PROBLEM DETAILS: Identify each line below containing the string "this" and copy it.

=== RECORDS ===

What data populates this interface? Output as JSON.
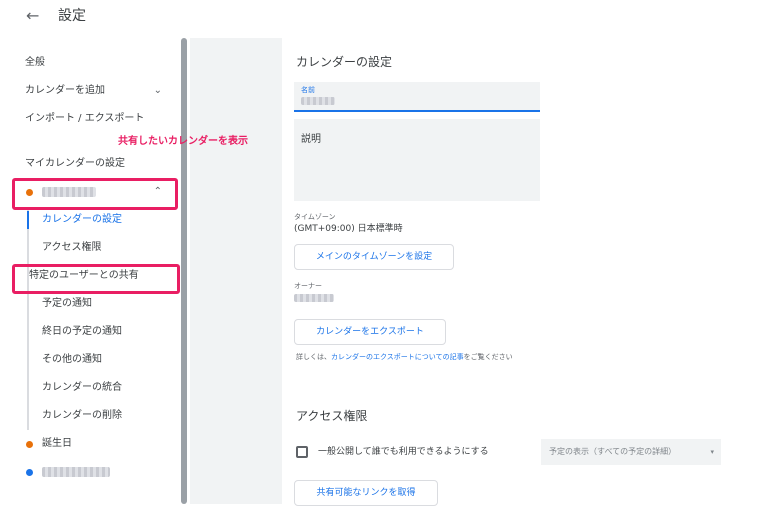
{
  "header": {
    "back_icon": "arrow-left-icon",
    "title": "設定"
  },
  "sidebar": {
    "general": "全般",
    "add_calendar": "カレンダーを追加",
    "import_export": "インポート / エクスポート",
    "my_calendars_heading": "マイカレンダーの設定",
    "calendar_owner": {
      "dot_color": "#e8710a"
    },
    "sub_items": [
      "カレンダーの設定",
      "アクセス権限",
      "特定のユーザーとの共有",
      "予定の通知",
      "終日の予定の通知",
      "その他の通知",
      "カレンダーの統合",
      "カレンダーの削除"
    ],
    "birthdays": {
      "label": "誕生日",
      "dot_color": "#e8710a"
    },
    "other_calendar": {
      "dot_color": "#1a73e8"
    }
  },
  "annotation": {
    "text": "共有したいカレンダーを表示",
    "color": "#e91e63"
  },
  "calendar_settings": {
    "heading": "カレンダーの設定",
    "name_label": "名前",
    "description_label": "説明",
    "timezone_label": "タイムゾーン",
    "timezone_value": "(GMT+09:00) 日本標準時",
    "set_main_timezone_button": "メインのタイムゾーンを設定",
    "owner_label": "オーナー",
    "export_button": "カレンダーをエクスポート",
    "help_prefix": "詳しくは、",
    "help_link": "カレンダーのエクスポートについての記事",
    "help_suffix": "をご覧ください"
  },
  "access": {
    "heading": "アクセス権限",
    "public_checkbox_label": "一般公開して誰でも利用できるようにする",
    "public_checked": false,
    "visibility_select": "予定の表示（すべての予定の詳細）",
    "share_link_button": "共有可能なリンクを取得"
  },
  "colors": {
    "accent": "#1a73e8",
    "highlight": "#e91e63"
  }
}
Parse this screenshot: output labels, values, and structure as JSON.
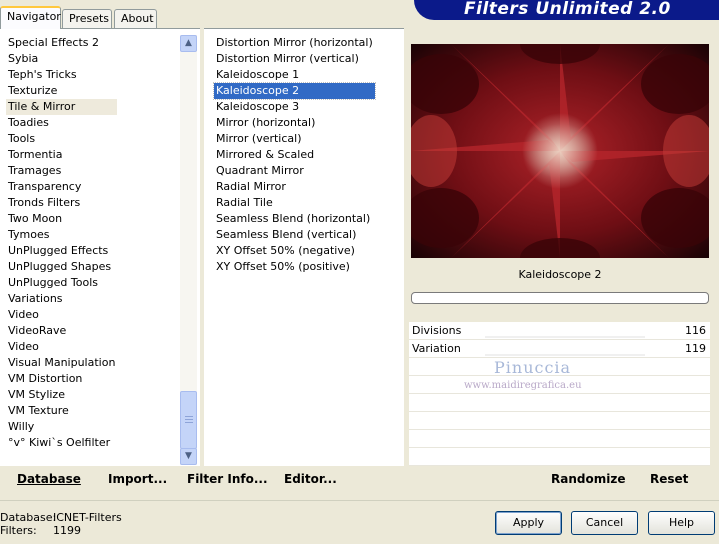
{
  "tabs": [
    "Navigator",
    "Presets",
    "About"
  ],
  "brand": "Filters Unlimited 2.0",
  "categories": [
    "Special Effects 2",
    "Sybia",
    "Teph's Tricks",
    "Texturize",
    "Tile & Mirror",
    "Toadies",
    "Tools",
    "Tormentia",
    "Tramages",
    "Transparency",
    "Tronds Filters",
    "Two Moon",
    "Tymoes",
    "UnPlugged Effects",
    "UnPlugged Shapes",
    "UnPlugged Tools",
    "Variations",
    "Video",
    "VideoRave",
    "Video",
    "Visual Manipulation",
    "VM Distortion",
    "VM Stylize",
    "VM Texture",
    "Willy",
    "°v° Kiwi`s Oelfilter"
  ],
  "selected_category": "Tile & Mirror",
  "filters": [
    "Distortion Mirror (horizontal)",
    "Distortion Mirror (vertical)",
    "Kaleidoscope 1",
    "Kaleidoscope 2",
    "Kaleidoscope 3",
    "Mirror (horizontal)",
    "Mirror (vertical)",
    "Mirrored & Scaled",
    "Quadrant Mirror",
    "Radial Mirror",
    "Radial Tile",
    "Seamless Blend (horizontal)",
    "Seamless Blend (vertical)",
    "XY Offset 50% (negative)",
    "XY Offset 50% (positive)"
  ],
  "selected_filter": "Kaleidoscope 2",
  "actions": {
    "database": "Database",
    "import": "Import...",
    "filter_info": "Filter Info...",
    "editor": "Editor...",
    "randomize": "Randomize",
    "reset": "Reset"
  },
  "filter_title": "Kaleidoscope 2",
  "params": [
    {
      "label": "Divisions",
      "value": "116"
    },
    {
      "label": "Variation",
      "value": "119"
    }
  ],
  "watermark": {
    "name": "Pinuccia",
    "url": "www.maidiregrafica.eu"
  },
  "footer": {
    "database_label": "Database:",
    "database_value": "ICNET-Filters",
    "filters_label": "Filters:",
    "filters_value": "1199"
  },
  "buttons": {
    "apply": "Apply",
    "cancel": "Cancel",
    "help": "Help"
  },
  "icons": {
    "scroll_up": "chevron-up-icon",
    "scroll_down": "chevron-down-icon"
  },
  "colors": {
    "brand_bg": "#0b1a8a",
    "selection": "#316ac5",
    "preview_red": "#9a1c22"
  }
}
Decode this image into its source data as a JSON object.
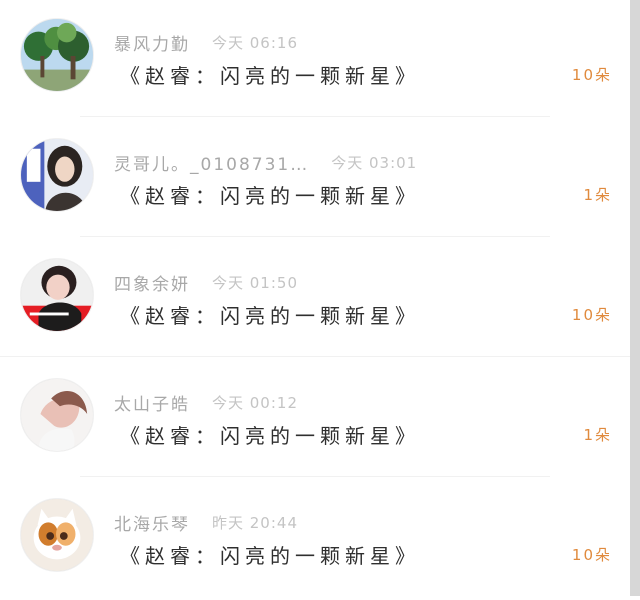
{
  "items": [
    {
      "username": "暴风力勤",
      "time": "今天 06:16",
      "gift": "《赵睿：闪亮的一颗新星》",
      "count": "10朵",
      "avatar_icon": "trees-avatar"
    },
    {
      "username": "灵哥儿。_0108731…",
      "time": "今天 03:01",
      "gift": "《赵睿：闪亮的一颗新星》",
      "count": "1朵",
      "avatar_icon": "woman-avatar"
    },
    {
      "username": "四象余妍",
      "time": "今天 01:50",
      "gift": "《赵睿：闪亮的一颗新星》",
      "count": "10朵",
      "avatar_icon": "man-red-avatar"
    },
    {
      "username": "太山子皓",
      "time": "今天 00:12",
      "gift": "《赵睿：闪亮的一颗新星》",
      "count": "1朵",
      "avatar_icon": "profile-avatar"
    },
    {
      "username": "北海乐琴",
      "time": "昨天 20:44",
      "gift": "《赵睿：闪亮的一颗新星》",
      "count": "10朵",
      "avatar_icon": "cat-avatar"
    }
  ]
}
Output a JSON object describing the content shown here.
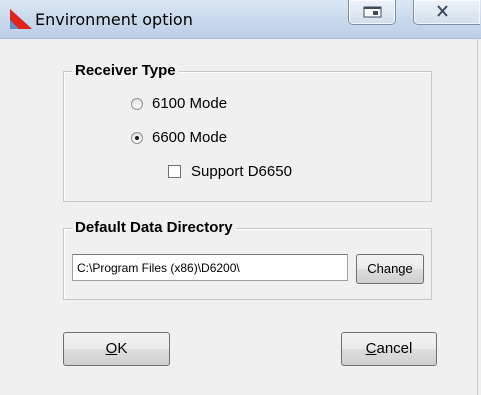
{
  "window": {
    "title": "Environment option",
    "icons": {
      "app": "app-red-triangle-icon",
      "restore": "restore-icon",
      "close": "close-icon"
    }
  },
  "receiver_type": {
    "legend": "Receiver Type",
    "options": [
      {
        "label": "6100 Mode",
        "checked": false
      },
      {
        "label": "6600 Mode",
        "checked": true
      }
    ],
    "support": {
      "label": "Support D6650",
      "checked": false
    }
  },
  "data_directory": {
    "legend": "Default Data Directory",
    "path": "C:\\Program Files (x86)\\D6200\\",
    "change_label": "Change"
  },
  "buttons": {
    "ok": {
      "mnemonic": "O",
      "rest": "K"
    },
    "cancel": {
      "mnemonic": "C",
      "rest": "ancel"
    }
  },
  "colors": {
    "titlebar": "#cbdbee",
    "window_bg": "#f0f0f0",
    "icon_red": "#e2231a",
    "icon_blue": "#2f6fb3"
  }
}
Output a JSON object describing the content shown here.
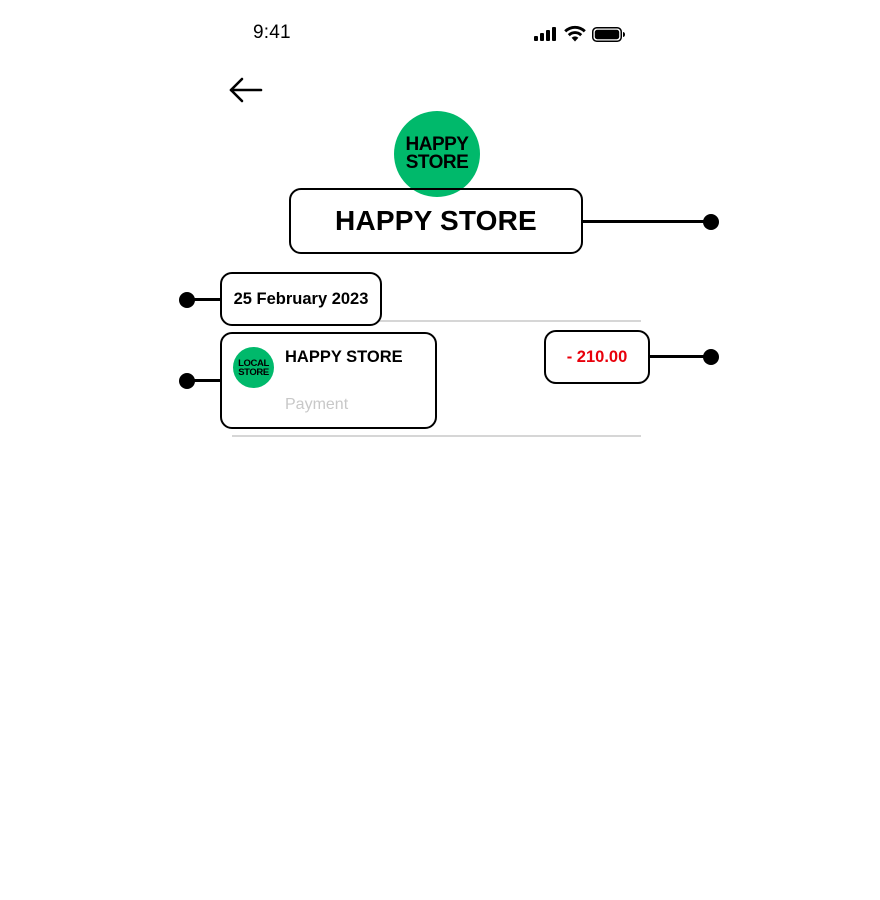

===

YOUR RESPONSE:
What data populates this interface? Output as JSON.
Parse this screenshot: output labels, values, and structure as JSON.
Decode this image into its source data as a JSON object.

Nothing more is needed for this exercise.